*Instructions to follow*:
This exercise calls for every record to be returned exactly, with pictures removed.

*Records for processing*:
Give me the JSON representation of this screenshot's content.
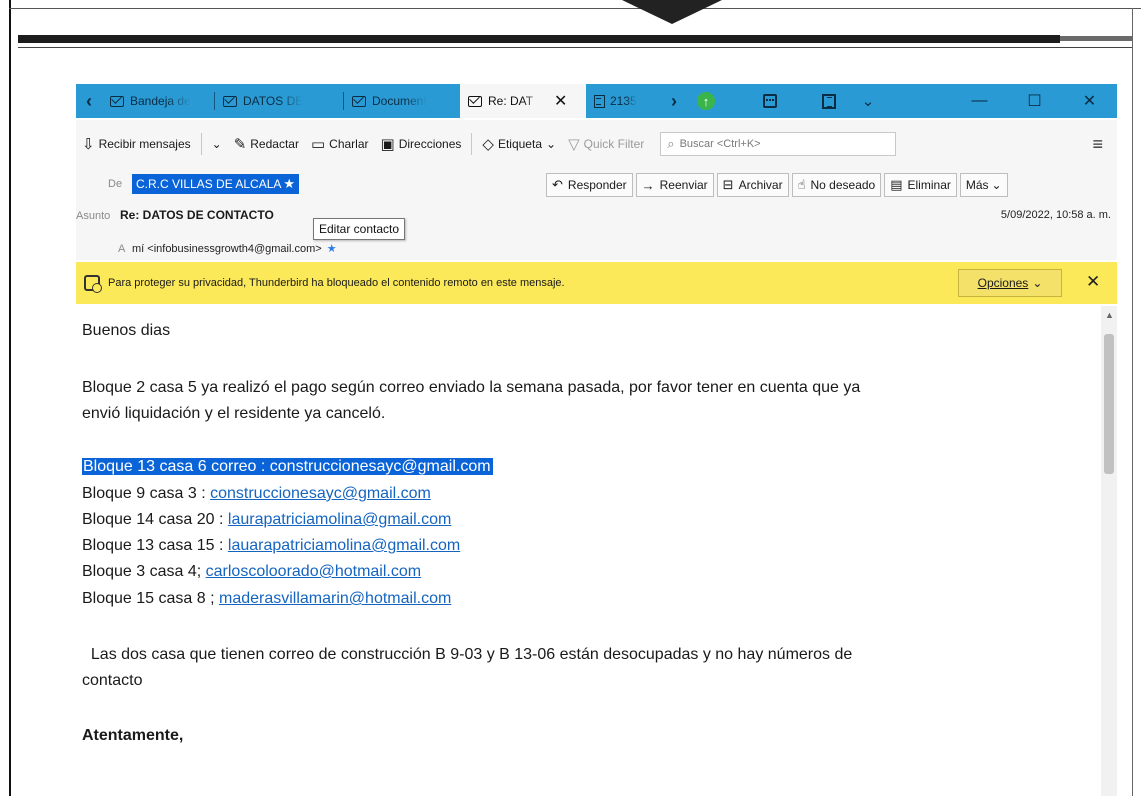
{
  "tabs": [
    {
      "label": "Bandeja de",
      "icon": "mail-icon"
    },
    {
      "label": "DATOS DE",
      "icon": "mail-icon"
    },
    {
      "label": "Document",
      "icon": "mail-icon"
    },
    {
      "label": "Re: DAT",
      "icon": "mail-icon",
      "active": true
    },
    {
      "label": "2135",
      "icon": "document-icon"
    }
  ],
  "toolbar": {
    "get_messages": "Recibir mensajes",
    "write": "Redactar",
    "chat": "Charlar",
    "address_book": "Direcciones",
    "tag": "Etiqueta",
    "quick_filter": "Quick Filter",
    "search_placeholder": "Buscar <Ctrl+K>"
  },
  "header": {
    "from_label": "De",
    "from_value": "C.R.C VILLAS DE ALCALA",
    "subject_label": "Asunto",
    "subject_value": "Re: DATOS DE CONTACTO",
    "to_label": "A",
    "to_value": "mí <infobusinessgrowth4@gmail.com>",
    "tooltip": "Editar contacto",
    "date": "5/09/2022, 10:58 a. m.",
    "buttons": {
      "reply": "Responder",
      "forward": "Reenviar",
      "archive": "Archivar",
      "junk": "No deseado",
      "delete": "Eliminar",
      "more": "Más"
    }
  },
  "notice": {
    "text": "Para proteger su privacidad, Thunderbird ha bloqueado el contenido remoto en este mensaje.",
    "options_label": "Opciones"
  },
  "message": {
    "greeting": "Buenos dias",
    "para1_line1": "Bloque 2 casa 5 ya realizó el pago según correo enviado la semana pasada, por favor tener en cuenta que ya",
    "para1_line2": "envió liquidación y el residente ya canceló.",
    "highlight_line": "Bloque 13 casa 6   correo : construccionesayc@gmail.com",
    "contacts": [
      {
        "prefix": "Bloque 9 casa 3 : ",
        "email": "construccionesayc@gmail.com"
      },
      {
        "prefix": "Bloque 14 casa 20 : ",
        "email": "laurapatriciamolina@gmail.com"
      },
      {
        "prefix": "Bloque 13 casa 15 : ",
        "email": "lauarapatriciamolina@gmail.com"
      },
      {
        "prefix": "Bloque 3 casa 4; ",
        "email": "carloscoloorado@hotmail.com"
      },
      {
        "prefix": "Bloque 15 casa 8 ; ",
        "email": "maderasvillamarin@hotmail.com"
      }
    ],
    "para2_line1": "  Las dos casa que tienen correo de construcción B 9-03 y B 13-06 están desocupadas y no hay números de",
    "para2_line2": "contacto",
    "closing": "Atentamente,"
  }
}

*Answer to the problem*:
Give me the JSON representation of this screenshot's content.
{
  "tabs": [
    {
      "label": "Bandeja de",
      "icon": "mail-icon"
    },
    {
      "label": "DATOS DE",
      "icon": "mail-icon"
    },
    {
      "label": "Document",
      "icon": "mail-icon"
    },
    {
      "label": "Re: DAT",
      "icon": "mail-icon",
      "active": true
    },
    {
      "label": "2135",
      "icon": "document-icon"
    }
  ],
  "toolbar": {
    "get_messages": "Recibir mensajes",
    "write": "Redactar",
    "chat": "Charlar",
    "address_book": "Direcciones",
    "tag": "Etiqueta",
    "quick_filter": "Quick Filter",
    "search_placeholder": "Buscar <Ctrl+K>"
  },
  "header": {
    "from_label": "De",
    "from_value": "C.R.C VILLAS DE ALCALA",
    "subject_label": "Asunto",
    "subject_value": "Re: DATOS DE CONTACTO",
    "to_label": "A",
    "to_value": "mí <infobusinessgrowth4@gmail.com>",
    "tooltip": "Editar contacto",
    "date": "5/09/2022, 10:58 a. m.",
    "buttons": {
      "reply": "Responder",
      "forward": "Reenviar",
      "archive": "Archivar",
      "junk": "No deseado",
      "delete": "Eliminar",
      "more": "Más"
    }
  },
  "notice": {
    "text": "Para proteger su privacidad, Thunderbird ha bloqueado el contenido remoto en este mensaje.",
    "options_label": "Opciones"
  },
  "message": {
    "greeting": "Buenos dias",
    "para1_line1": "Bloque 2 casa 5 ya realizó el pago según correo enviado la semana pasada, por favor tener en cuenta que ya",
    "para1_line2": "envió liquidación y el residente ya canceló.",
    "highlight_line": "Bloque 13 casa 6   correo : construccionesayc@gmail.com",
    "contacts": [
      {
        "prefix": "Bloque 9 casa 3 : ",
        "email": "construccionesayc@gmail.com"
      },
      {
        "prefix": "Bloque 14 casa 20 : ",
        "email": "laurapatriciamolina@gmail.com"
      },
      {
        "prefix": "Bloque 13 casa 15 : ",
        "email": "lauarapatriciamolina@gmail.com"
      },
      {
        "prefix": "Bloque 3 casa 4; ",
        "email": "carloscoloorado@hotmail.com"
      },
      {
        "prefix": "Bloque 15 casa 8 ; ",
        "email": "maderasvillamarin@hotmail.com"
      }
    ],
    "para2_line1": "  Las dos casa que tienen correo de construcción B 9-03 y B 13-06 están desocupadas y no hay números de",
    "para2_line2": "contacto",
    "closing": "Atentamente,"
  }
}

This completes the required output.